  • Music and theatre are an important part of the culture. There are numerous music organizations such as the Liechtenstein Musical Company, the annual Guitar Days and the International Josef Gabriel Rheinberger Society, which play in two main theatres.
  • Joseph Rheinberger, an all time famous musician and composer was born the son of the Prince of Liechtenstein's treasurer on March 17 1839 in the capital village of Vaduz.
  • There is 'Funkensonntag' ('Spark Sunday'), just before Easter, when straw witches are burnt on gigantic bonfires - recalling heathen ceremonies to drive away winter and also the burning of witches. This is both a public festival and a competition between the various villages.
  • Popular sports in Liechtenstein is football, skiing and rugby.

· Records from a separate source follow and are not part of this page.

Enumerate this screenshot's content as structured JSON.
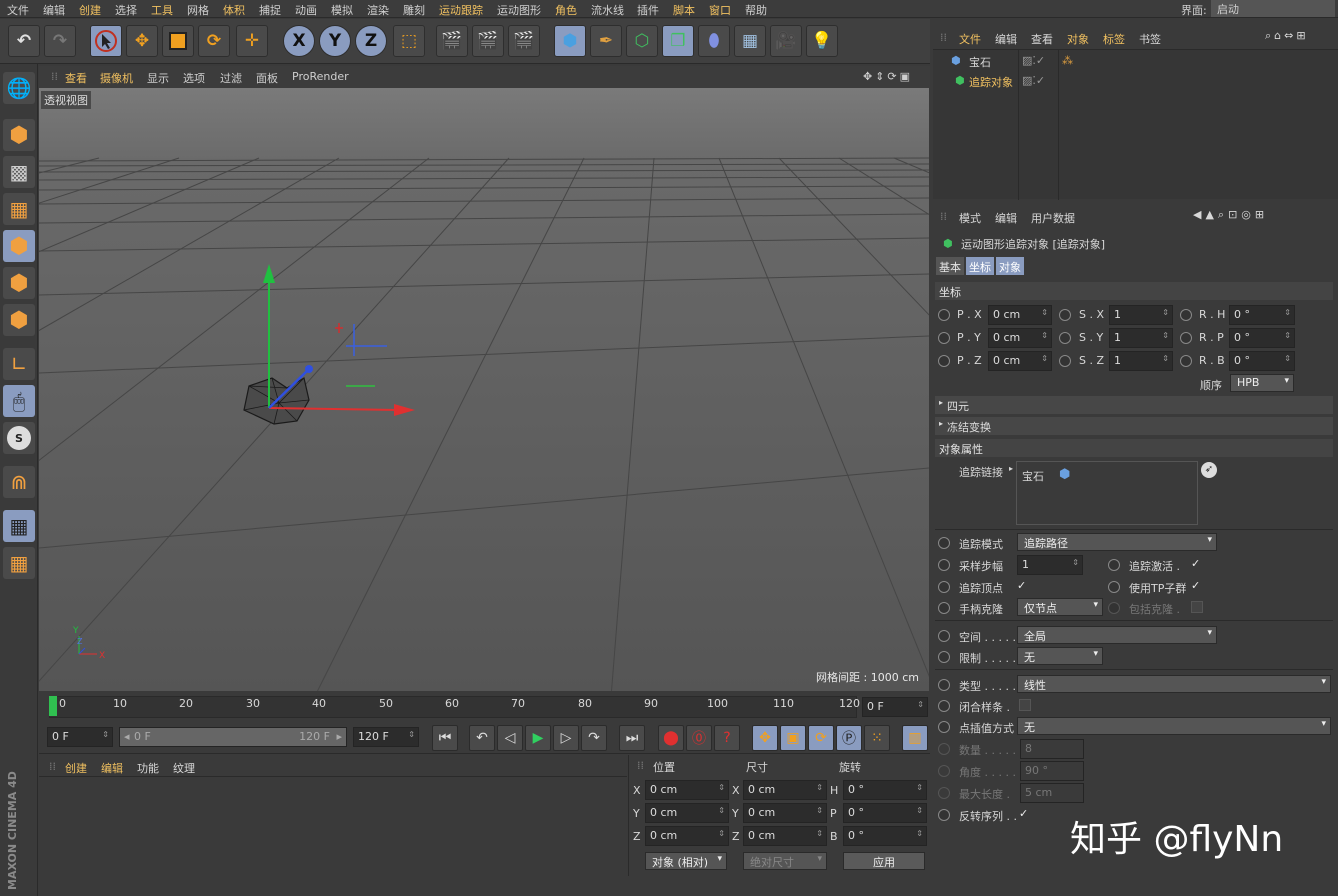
{
  "menubar": {
    "items": [
      "文件",
      "编辑",
      "创建",
      "选择",
      "工具",
      "网格",
      "体积",
      "捕捉",
      "动画",
      "模拟",
      "渲染",
      "雕刻",
      "运动跟踪",
      "运动图形",
      "角色",
      "流水线",
      "插件",
      "脚本",
      "窗口",
      "帮助"
    ],
    "layout_label": "界面:",
    "layout_value": "启动"
  },
  "toolbar": {
    "axis_x": "X",
    "axis_y": "Y",
    "axis_z": "Z"
  },
  "viewport": {
    "menu": [
      "查看",
      "摄像机",
      "显示",
      "选项",
      "过滤",
      "面板",
      "ProRender"
    ],
    "tag": "透视视图",
    "grid_info": "网格间距 : 1000 cm",
    "axis_x": "X",
    "axis_y": "Y",
    "axis_z": "Z"
  },
  "timeline": {
    "ticks": [
      "0",
      "10",
      "20",
      "30",
      "40",
      "50",
      "60",
      "70",
      "80",
      "90",
      "100",
      "110",
      "120"
    ],
    "current_frame_field": "0 F"
  },
  "transport": {
    "start_field": "0 F",
    "range_start": "0 F",
    "range_end": "120 F",
    "end_field": "120 F"
  },
  "material_panel": {
    "menu": [
      "创建",
      "编辑",
      "功能",
      "纹理"
    ]
  },
  "coord_panel": {
    "headers": [
      "位置",
      "尺寸",
      "旋转"
    ],
    "rows": [
      {
        "axis": "X",
        "pos": "0 cm",
        "size_axis": "X",
        "size": "0 cm",
        "rot_axis": "H",
        "rot": "0 °"
      },
      {
        "axis": "Y",
        "pos": "0 cm",
        "size_axis": "Y",
        "size": "0 cm",
        "rot_axis": "P",
        "rot": "0 °"
      },
      {
        "axis": "Z",
        "pos": "0 cm",
        "size_axis": "Z",
        "size": "0 cm",
        "rot_axis": "B",
        "rot": "0 °"
      }
    ],
    "mode_dropdown": "对象 (相对)",
    "size_dropdown": "绝对尺寸",
    "apply_button": "应用"
  },
  "object_manager": {
    "menu": [
      "文件",
      "编辑",
      "查看",
      "对象",
      "标签",
      "书签"
    ],
    "objects": [
      {
        "name": "宝石"
      },
      {
        "name": "追踪对象"
      }
    ]
  },
  "attribute_manager": {
    "menu": [
      "模式",
      "编辑",
      "用户数据"
    ],
    "title": "运动图形追踪对象 [追踪对象]",
    "tabs": [
      "基本",
      "坐标",
      "对象"
    ],
    "section_coord": "坐标",
    "coord_rows": [
      {
        "p_label": "P . X",
        "p_val": "0 cm",
        "s_label": "S . X",
        "s_val": "1",
        "r_label": "R . H",
        "r_val": "0 °"
      },
      {
        "p_label": "P . Y",
        "p_val": "0 cm",
        "s_label": "S . Y",
        "s_val": "1",
        "r_label": "R . P",
        "r_val": "0 °"
      },
      {
        "p_label": "P . Z",
        "p_val": "0 cm",
        "s_label": "S . Z",
        "s_val": "1",
        "r_label": "R . B",
        "r_val": "0 °"
      }
    ],
    "order_label": "顺序",
    "order_value": "HPB",
    "collapse_quat": "四元",
    "collapse_freeze": "冻结变换",
    "section_obj": "对象属性",
    "trace_link_label": "追踪链接",
    "trace_link_value": "宝石",
    "trace_mode_label": "追踪模式",
    "trace_mode_value": "追踪路径",
    "sample_step_label": "采样步幅",
    "sample_step_value": "1",
    "trace_active_label": "追踪激活 .",
    "trace_vertex_label": "追踪顶点",
    "use_tp_label": "使用TP子群",
    "handle_clone_label": "手柄克隆",
    "handle_clone_value": "仅节点",
    "include_clone_label": "包括克隆 .",
    "space_label": "空间 . . . . .",
    "space_value": "全局",
    "limit_label": "限制 . . . . .",
    "limit_value": "无",
    "type_label": "类型 . . . . . .",
    "type_value": "线性",
    "closed_label": "闭合样条 .",
    "interp_label": "点插值方式",
    "interp_value": "无",
    "count_label": "数量 . . . . .",
    "count_value": "8",
    "angle_label": "角度 . . . . .",
    "angle_value": "90 °",
    "maxlen_label": "最大长度 .",
    "maxlen_value": "5 cm",
    "reverse_label": "反转序列 . ."
  },
  "watermark": "知乎 @flyNn",
  "brand": "MAXON CINEMA 4D"
}
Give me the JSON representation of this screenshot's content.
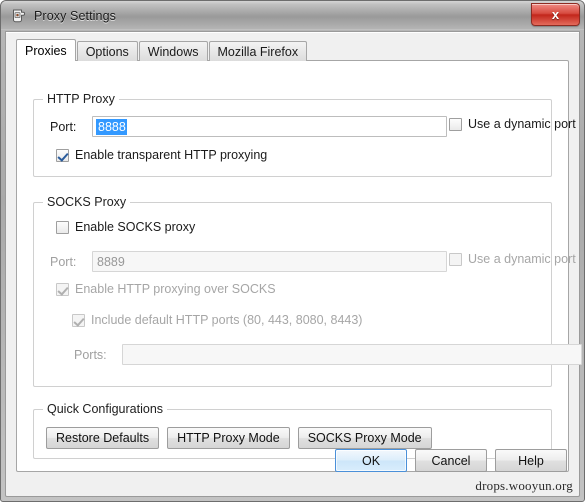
{
  "window": {
    "title": "Proxy Settings",
    "icon": "burp-jar-icon",
    "close_label": "x"
  },
  "tabs": [
    {
      "label": "Proxies",
      "active": true
    },
    {
      "label": "Options",
      "active": false
    },
    {
      "label": "Windows",
      "active": false
    },
    {
      "label": "Mozilla Firefox",
      "active": false
    }
  ],
  "http_proxy": {
    "group_title": "HTTP Proxy",
    "port_label": "Port:",
    "port_value": "8888",
    "port_selected": true,
    "dynamic_port_label": "Use a dynamic port",
    "dynamic_port_checked": false,
    "transparent_label": "Enable transparent HTTP proxying",
    "transparent_checked": true
  },
  "socks_proxy": {
    "group_title": "SOCKS Proxy",
    "enable_label": "Enable SOCKS proxy",
    "enable_checked": false,
    "port_label": "Port:",
    "port_value": "8889",
    "dynamic_port_label": "Use a dynamic port",
    "dynamic_port_checked": false,
    "http_over_socks_label": "Enable HTTP proxying over SOCKS",
    "http_over_socks_checked": true,
    "default_ports_label": "Include default HTTP ports (80, 443, 8080, 8443)",
    "default_ports_checked": true,
    "ports_label": "Ports:",
    "ports_value": ""
  },
  "quick_configurations": {
    "group_title": "Quick Configurations",
    "buttons": [
      {
        "label": "Restore Defaults"
      },
      {
        "label": "HTTP Proxy Mode"
      },
      {
        "label": "SOCKS Proxy Mode"
      }
    ]
  },
  "dialog_buttons": [
    {
      "label": "OK",
      "default": true
    },
    {
      "label": "Cancel",
      "default": false
    },
    {
      "label": "Help",
      "default": false
    }
  ],
  "watermark": "drops.wooyun.org",
  "colors": {
    "selection_blue": "#3399ff",
    "close_red": "#c2261b",
    "accent_border": "#4a90d9"
  }
}
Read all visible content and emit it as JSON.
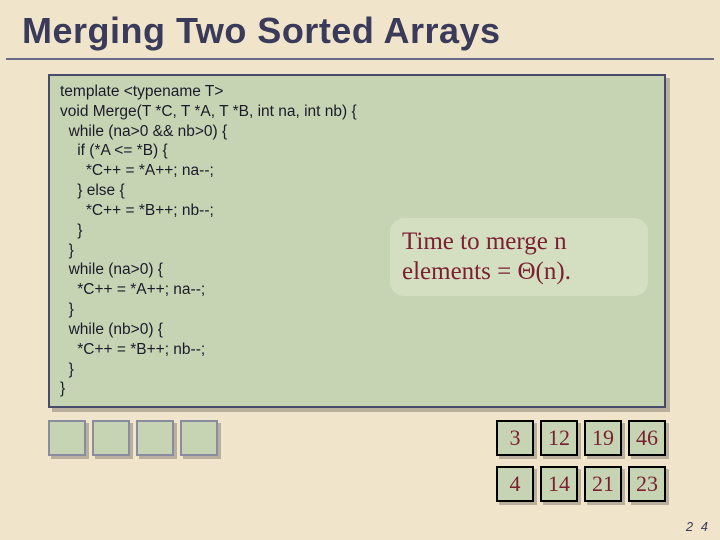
{
  "title": "Merging Two Sorted Arrays",
  "code": "template <typename T>\nvoid Merge(T *C, T *A, T *B, int na, int nb) {\n  while (na>0 && nb>0) {\n    if (*A <= *B) {\n      *C++ = *A++; na--;\n    } else {\n      *C++ = *B++; nb--;\n    }\n  }\n  while (na>0) {\n    *C++ = *A++; na--;\n  }\n  while (nb>0) {\n    *C++ = *B++; nb--;\n  }\n}",
  "callout": {
    "line1_prefix": "Time to merge ",
    "line1_hl": "n",
    "line2_prefix": "elements = ",
    "line2_hl": "Θ(n)",
    "line2_suffix": "."
  },
  "empty_cells": [
    "",
    "",
    "",
    ""
  ],
  "row_a": [
    "3",
    "12",
    "19",
    "46"
  ],
  "row_b": [
    "4",
    "14",
    "21",
    "23"
  ],
  "page_number": "2 4"
}
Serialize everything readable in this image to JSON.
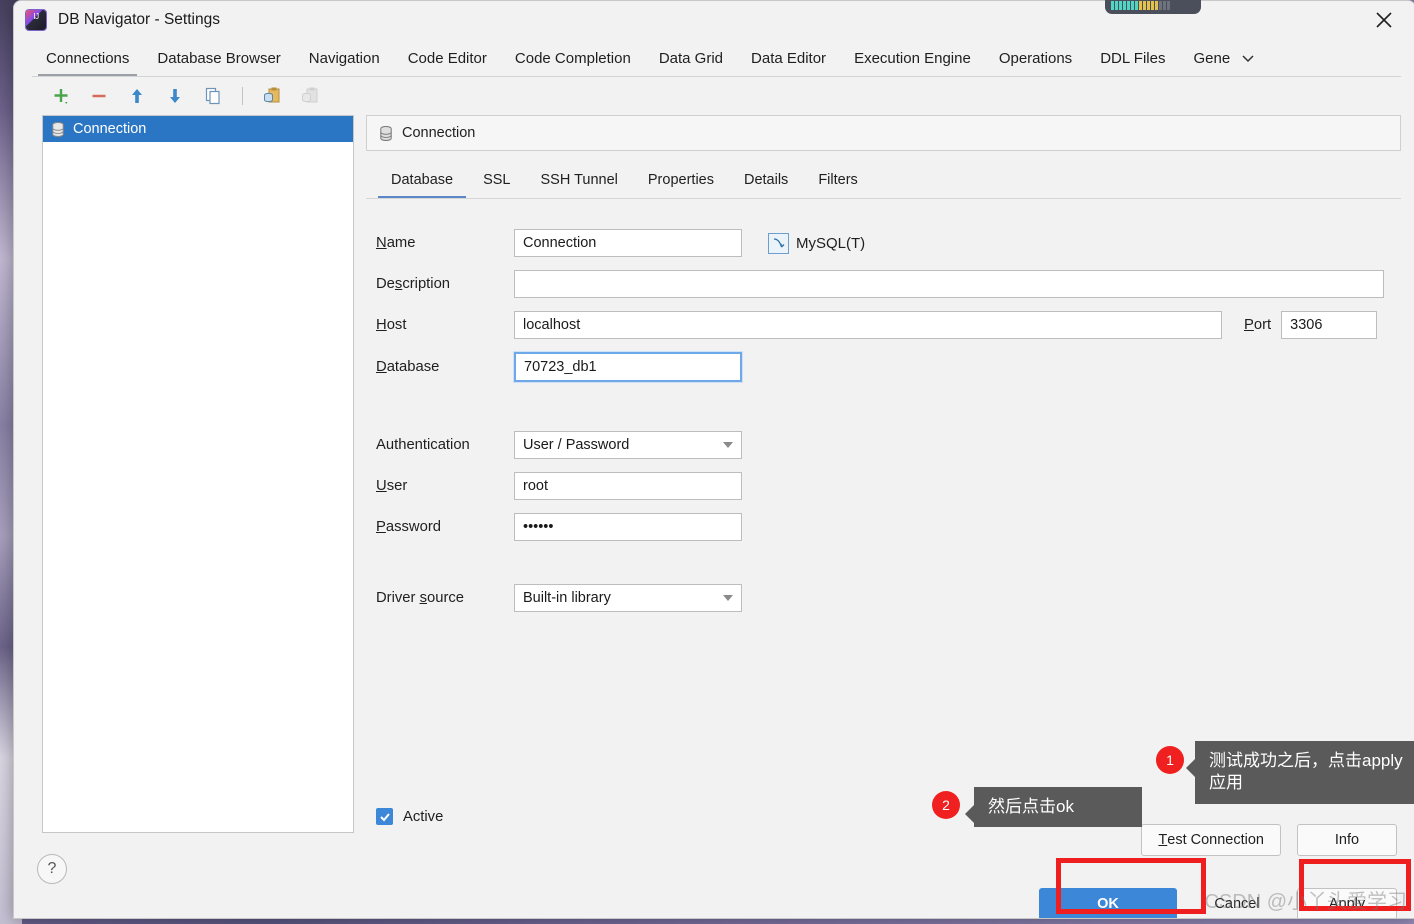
{
  "window": {
    "title": "DB Navigator - Settings",
    "app_icon": "intellij-idea-icon",
    "close_icon": "close-icon"
  },
  "main_tabs": [
    {
      "label": "Connections",
      "active": true
    },
    {
      "label": "Database Browser",
      "active": false
    },
    {
      "label": "Navigation",
      "active": false
    },
    {
      "label": "Code Editor",
      "active": false
    },
    {
      "label": "Code Completion",
      "active": false
    },
    {
      "label": "Data Grid",
      "active": false
    },
    {
      "label": "Data Editor",
      "active": false
    },
    {
      "label": "Execution Engine",
      "active": false
    },
    {
      "label": "Operations",
      "active": false
    },
    {
      "label": "DDL Files",
      "active": false
    },
    {
      "label": "Gene",
      "active": false
    }
  ],
  "toolbar": {
    "buttons": [
      {
        "name": "add-connection-button",
        "icon": "plus-icon"
      },
      {
        "name": "remove-connection-button",
        "icon": "minus-icon"
      },
      {
        "name": "move-up-button",
        "icon": "arrow-up-icon"
      },
      {
        "name": "move-down-button",
        "icon": "arrow-down-icon"
      },
      {
        "name": "duplicate-button",
        "icon": "copy-icon"
      },
      {
        "name": "copy-connection-button",
        "icon": "clipboard-database-copy-icon"
      },
      {
        "name": "paste-connection-button",
        "icon": "clipboard-database-paste-icon"
      }
    ]
  },
  "sidebar": {
    "items": [
      {
        "label": "Connection",
        "icon": "database-icon",
        "selected": true
      }
    ]
  },
  "pane": {
    "header_title": "Connection",
    "header_icon": "database-icon",
    "sub_tabs": [
      {
        "label": "Database",
        "active": true
      },
      {
        "label": "SSL",
        "active": false
      },
      {
        "label": "SSH Tunnel",
        "active": false
      },
      {
        "label": "Properties",
        "active": false
      },
      {
        "label": "Details",
        "active": false
      },
      {
        "label": "Filters",
        "active": false
      }
    ]
  },
  "form": {
    "name": {
      "label_pre": "",
      "label_mnemonic": "N",
      "label_post": "ame",
      "value": "Connection",
      "placeholder": ""
    },
    "driver_tag": {
      "label": "MySQL(T)",
      "icon": "mysql-dolphin-icon"
    },
    "description": {
      "label_pre": "De",
      "label_mnemonic": "s",
      "label_post": "cription",
      "value": "",
      "placeholder": ""
    },
    "host": {
      "label_pre": "",
      "label_mnemonic": "H",
      "label_post": "ost",
      "value": "localhost",
      "placeholder": ""
    },
    "port": {
      "label_pre": "",
      "label_mnemonic": "P",
      "label_post": "ort",
      "value": "3306",
      "placeholder": ""
    },
    "database": {
      "label_pre": "",
      "label_mnemonic": "D",
      "label_post": "atabase",
      "value": "70723_db1",
      "placeholder": "",
      "focused": true
    },
    "authentication": {
      "label": "Authentication",
      "value": "User / Password",
      "options": [
        "User / Password"
      ]
    },
    "user": {
      "label_pre": "",
      "label_mnemonic": "U",
      "label_post": "ser",
      "value": "root",
      "placeholder": ""
    },
    "password": {
      "label_pre": "",
      "label_mnemonic": "P",
      "label_post": "assword",
      "value": "••••••",
      "placeholder": ""
    },
    "driver_source": {
      "label_pre": "Driver ",
      "label_mnemonic": "s",
      "label_post": "ource",
      "value": "Built-in library",
      "options": [
        "Built-in library"
      ]
    },
    "active": {
      "label": "Active",
      "checked": true,
      "check_glyph": "✓"
    }
  },
  "buttons": {
    "test_connection": {
      "pre": "",
      "mnemonic": "T",
      "post": "est Connection"
    },
    "info": "Info",
    "ok": "OK",
    "cancel": "Cancel",
    "apply": "Apply",
    "help": "?"
  },
  "callouts": [
    {
      "number": "1",
      "text": "测试成功之后，点击apply应用"
    },
    {
      "number": "2",
      "text": "然后点击ok"
    }
  ],
  "watermark": "CSDN @小丫头爱学习",
  "colors": {
    "accent_blue": "#3d87d8",
    "selection_blue": "#2a75c4",
    "highlight_red": "#f01f1f",
    "callout_gray": "#5a5a5a",
    "window_bg": "#f2f2f2"
  }
}
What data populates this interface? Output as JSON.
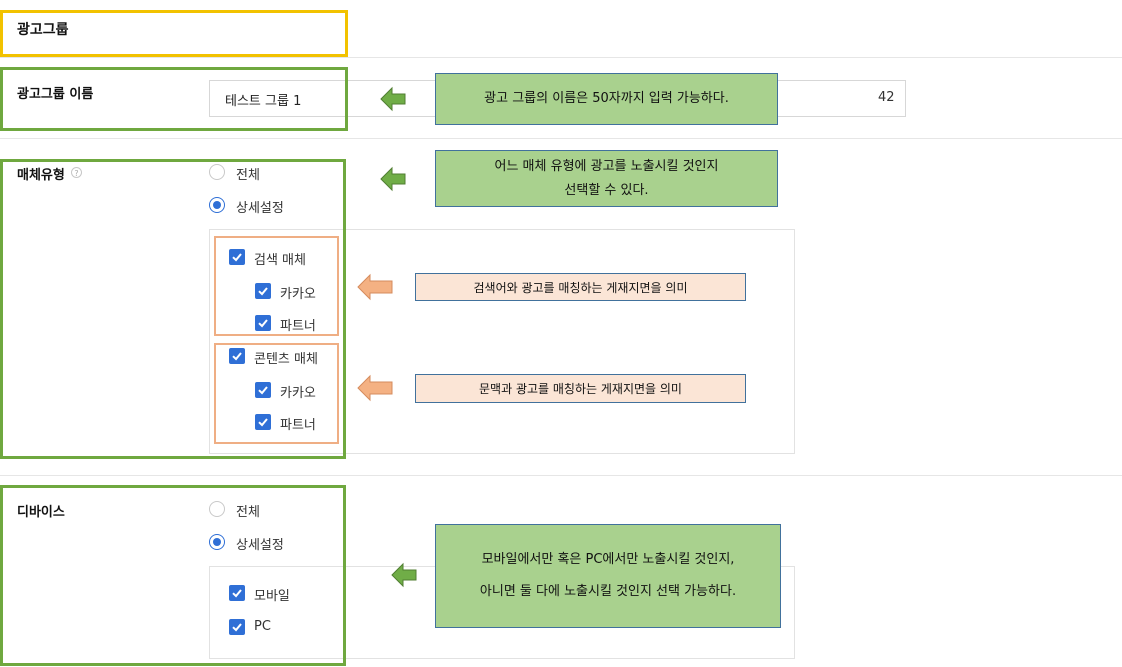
{
  "adgroup": {
    "title": "광고그룹"
  },
  "name_section": {
    "label": "광고그룹 이름",
    "input_value": "테스트 그룹 1",
    "char_count": "42"
  },
  "media_section": {
    "label": "매체유형",
    "help_glyph": "?",
    "radio_all": "전체",
    "radio_detail": "상세설정",
    "search_media": {
      "label": "검색 매체",
      "children": [
        "카카오",
        "파트너"
      ]
    },
    "content_media": {
      "label": "콘텐츠 매체",
      "children": [
        "카카오",
        "파트너"
      ]
    }
  },
  "device_section": {
    "label": "디바이스",
    "radio_all": "전체",
    "radio_detail": "상세설정",
    "options": [
      "모바일",
      "PC"
    ]
  },
  "annotations": {
    "name_note": "광고 그룹의 이름은 50자까지 입력 가능하다.",
    "media_note": "어느 매체 유형에 광고를 노출시킬 것인지\n선택할 수 있다.",
    "search_note": "검색어와 광고를 매칭하는 게재지면을 의미",
    "content_note": "문맥과 광고를 매칭하는 게재지면을 의미",
    "device_note": "모바일에서만 혹은 PC에서만 노출시킬 것인지,\n아니면 둘 다에 노출시킬 것인지 선택 가능하다."
  },
  "colors": {
    "accent": "#2f6fd6",
    "frame_yellow": "#f2c200",
    "frame_green": "#6fa83f",
    "frame_orange": "#efae84",
    "note_green": "#a9d18e",
    "note_peach": "#fbe5d6",
    "arrow_green": "#70ad47",
    "arrow_orange": "#f4b183"
  },
  "icons": {
    "arrow_left": "arrow-left-icon",
    "checkmark": "check-icon",
    "help": "help-icon"
  }
}
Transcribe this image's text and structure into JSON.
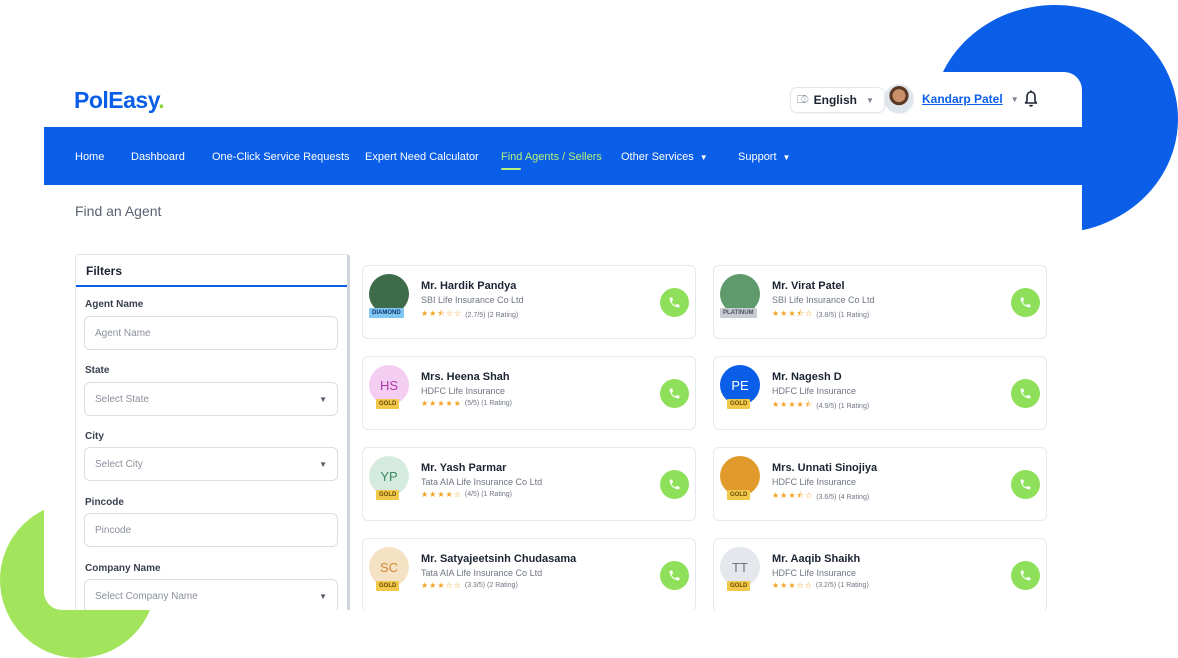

  • Liechtensteiners usually eat Zmorga for breakfast which comprises of coffee and bread with jam. Zmittag is their main meal of the day which typically includes a main dish, soup, salad, and dessert. Znacht is eaten at dinnertime and comprises of an open-faced sandwich made with various kinds of meat and cheese. Käsknöfle, one of their distinctive regional dishes consists of noodles made by squeezing a mixture of flour, water, and eggs through a perforated board after which, the noodles are baked with grated cheese.